▶ _ABOUT THIS EXERCISE_
Give back each line of the listing below that contains the string "rank".

[SUPPLIED INFORMATION Boundary: Start]

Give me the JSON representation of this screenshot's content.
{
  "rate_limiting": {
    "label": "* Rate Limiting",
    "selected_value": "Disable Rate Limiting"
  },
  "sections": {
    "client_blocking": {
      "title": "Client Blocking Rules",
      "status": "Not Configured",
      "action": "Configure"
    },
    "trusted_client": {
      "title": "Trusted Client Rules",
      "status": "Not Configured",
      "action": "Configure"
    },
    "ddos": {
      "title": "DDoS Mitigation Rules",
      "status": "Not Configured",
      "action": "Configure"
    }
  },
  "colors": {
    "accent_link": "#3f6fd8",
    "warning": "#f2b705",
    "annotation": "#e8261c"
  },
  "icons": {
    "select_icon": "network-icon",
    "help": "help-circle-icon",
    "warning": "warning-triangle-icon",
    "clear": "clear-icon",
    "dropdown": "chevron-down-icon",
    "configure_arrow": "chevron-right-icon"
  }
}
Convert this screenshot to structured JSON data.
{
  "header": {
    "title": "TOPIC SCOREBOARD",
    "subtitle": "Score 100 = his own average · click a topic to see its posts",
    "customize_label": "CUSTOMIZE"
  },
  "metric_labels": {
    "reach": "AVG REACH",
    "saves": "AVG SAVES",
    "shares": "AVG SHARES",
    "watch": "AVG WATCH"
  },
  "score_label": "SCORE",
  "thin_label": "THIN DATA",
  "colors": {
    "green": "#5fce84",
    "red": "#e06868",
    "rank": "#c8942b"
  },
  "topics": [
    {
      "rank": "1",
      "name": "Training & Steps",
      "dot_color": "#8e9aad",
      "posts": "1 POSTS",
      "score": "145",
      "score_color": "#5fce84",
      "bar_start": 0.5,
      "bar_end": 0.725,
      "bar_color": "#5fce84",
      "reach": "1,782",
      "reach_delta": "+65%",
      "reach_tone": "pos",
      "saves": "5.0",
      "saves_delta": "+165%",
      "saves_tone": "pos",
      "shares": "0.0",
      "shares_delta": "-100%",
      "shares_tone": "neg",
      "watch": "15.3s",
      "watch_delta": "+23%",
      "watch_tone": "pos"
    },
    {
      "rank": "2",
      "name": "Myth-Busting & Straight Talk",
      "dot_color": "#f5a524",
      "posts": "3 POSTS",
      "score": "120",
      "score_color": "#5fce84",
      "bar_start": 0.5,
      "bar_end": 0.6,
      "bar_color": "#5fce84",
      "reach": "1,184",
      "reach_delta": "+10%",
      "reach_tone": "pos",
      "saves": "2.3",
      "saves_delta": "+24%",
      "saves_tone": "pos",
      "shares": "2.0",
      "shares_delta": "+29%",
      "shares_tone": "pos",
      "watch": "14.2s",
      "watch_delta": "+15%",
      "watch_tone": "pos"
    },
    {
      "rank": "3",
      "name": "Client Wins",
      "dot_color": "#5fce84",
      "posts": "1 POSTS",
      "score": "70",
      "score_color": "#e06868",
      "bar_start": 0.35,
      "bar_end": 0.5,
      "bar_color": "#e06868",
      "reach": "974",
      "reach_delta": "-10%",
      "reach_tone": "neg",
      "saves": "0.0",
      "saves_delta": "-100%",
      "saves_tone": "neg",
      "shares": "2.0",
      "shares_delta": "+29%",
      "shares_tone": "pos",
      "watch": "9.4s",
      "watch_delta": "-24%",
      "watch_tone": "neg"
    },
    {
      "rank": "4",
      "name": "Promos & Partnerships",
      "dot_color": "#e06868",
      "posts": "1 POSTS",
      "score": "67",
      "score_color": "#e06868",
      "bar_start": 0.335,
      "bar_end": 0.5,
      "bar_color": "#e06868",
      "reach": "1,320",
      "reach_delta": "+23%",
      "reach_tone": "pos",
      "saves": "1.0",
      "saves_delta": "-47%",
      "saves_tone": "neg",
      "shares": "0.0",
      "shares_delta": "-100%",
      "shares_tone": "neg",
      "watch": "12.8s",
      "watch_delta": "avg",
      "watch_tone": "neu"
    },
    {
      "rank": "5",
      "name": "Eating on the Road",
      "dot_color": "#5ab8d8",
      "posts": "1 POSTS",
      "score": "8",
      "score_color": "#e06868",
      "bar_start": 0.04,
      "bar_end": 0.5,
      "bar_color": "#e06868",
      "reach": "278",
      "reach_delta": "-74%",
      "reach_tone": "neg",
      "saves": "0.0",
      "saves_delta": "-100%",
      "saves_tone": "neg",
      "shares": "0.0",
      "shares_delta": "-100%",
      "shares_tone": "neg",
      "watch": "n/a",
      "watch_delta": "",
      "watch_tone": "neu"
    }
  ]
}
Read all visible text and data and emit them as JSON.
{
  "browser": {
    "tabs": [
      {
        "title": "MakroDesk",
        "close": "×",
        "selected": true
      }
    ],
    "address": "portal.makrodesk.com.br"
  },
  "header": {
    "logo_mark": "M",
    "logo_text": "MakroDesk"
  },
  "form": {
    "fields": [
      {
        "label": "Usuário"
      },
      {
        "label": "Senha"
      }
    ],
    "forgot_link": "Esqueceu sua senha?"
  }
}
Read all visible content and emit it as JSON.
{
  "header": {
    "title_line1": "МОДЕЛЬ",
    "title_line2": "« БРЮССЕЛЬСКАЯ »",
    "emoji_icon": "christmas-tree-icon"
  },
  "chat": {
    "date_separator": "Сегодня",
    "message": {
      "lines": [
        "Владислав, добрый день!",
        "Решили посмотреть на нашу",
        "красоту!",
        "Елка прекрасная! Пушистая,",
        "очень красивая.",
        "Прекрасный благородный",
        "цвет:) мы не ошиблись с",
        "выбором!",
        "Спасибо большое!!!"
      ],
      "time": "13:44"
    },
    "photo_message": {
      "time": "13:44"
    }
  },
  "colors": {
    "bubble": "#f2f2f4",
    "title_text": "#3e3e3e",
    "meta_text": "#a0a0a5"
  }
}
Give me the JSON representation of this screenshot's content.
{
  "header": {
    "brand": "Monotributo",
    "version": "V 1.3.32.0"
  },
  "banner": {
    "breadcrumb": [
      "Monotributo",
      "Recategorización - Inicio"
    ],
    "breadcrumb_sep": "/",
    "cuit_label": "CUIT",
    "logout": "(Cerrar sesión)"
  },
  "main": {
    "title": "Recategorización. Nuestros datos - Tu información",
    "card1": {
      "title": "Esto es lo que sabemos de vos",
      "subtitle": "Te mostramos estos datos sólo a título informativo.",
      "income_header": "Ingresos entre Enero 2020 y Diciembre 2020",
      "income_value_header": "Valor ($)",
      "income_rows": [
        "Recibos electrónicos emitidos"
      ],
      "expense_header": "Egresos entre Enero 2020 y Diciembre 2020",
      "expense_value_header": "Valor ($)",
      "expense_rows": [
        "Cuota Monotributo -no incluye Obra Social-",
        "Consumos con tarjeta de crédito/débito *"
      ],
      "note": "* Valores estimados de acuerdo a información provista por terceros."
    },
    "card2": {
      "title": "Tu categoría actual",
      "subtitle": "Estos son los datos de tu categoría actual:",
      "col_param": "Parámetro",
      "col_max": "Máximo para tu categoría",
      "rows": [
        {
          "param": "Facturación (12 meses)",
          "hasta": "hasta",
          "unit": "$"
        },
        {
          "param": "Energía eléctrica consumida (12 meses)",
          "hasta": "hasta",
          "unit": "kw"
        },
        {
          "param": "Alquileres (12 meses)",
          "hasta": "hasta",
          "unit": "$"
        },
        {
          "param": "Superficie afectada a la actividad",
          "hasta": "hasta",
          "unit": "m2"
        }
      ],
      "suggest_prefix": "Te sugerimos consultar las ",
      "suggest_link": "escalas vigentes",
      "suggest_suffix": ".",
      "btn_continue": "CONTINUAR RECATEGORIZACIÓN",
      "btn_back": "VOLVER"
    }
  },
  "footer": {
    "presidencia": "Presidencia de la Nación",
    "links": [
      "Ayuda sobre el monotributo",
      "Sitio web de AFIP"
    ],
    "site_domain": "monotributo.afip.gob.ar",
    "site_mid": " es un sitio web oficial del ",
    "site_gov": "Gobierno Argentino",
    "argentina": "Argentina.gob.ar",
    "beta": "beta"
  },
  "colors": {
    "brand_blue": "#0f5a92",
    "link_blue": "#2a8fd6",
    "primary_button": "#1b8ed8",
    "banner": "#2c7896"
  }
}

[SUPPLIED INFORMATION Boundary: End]

▶ _RESULT_
    "rank": "#c8942b"
      "rank": "1",
      "rank": "2",
      "rank": "3",
      "rank": "4",
      "rank": "5",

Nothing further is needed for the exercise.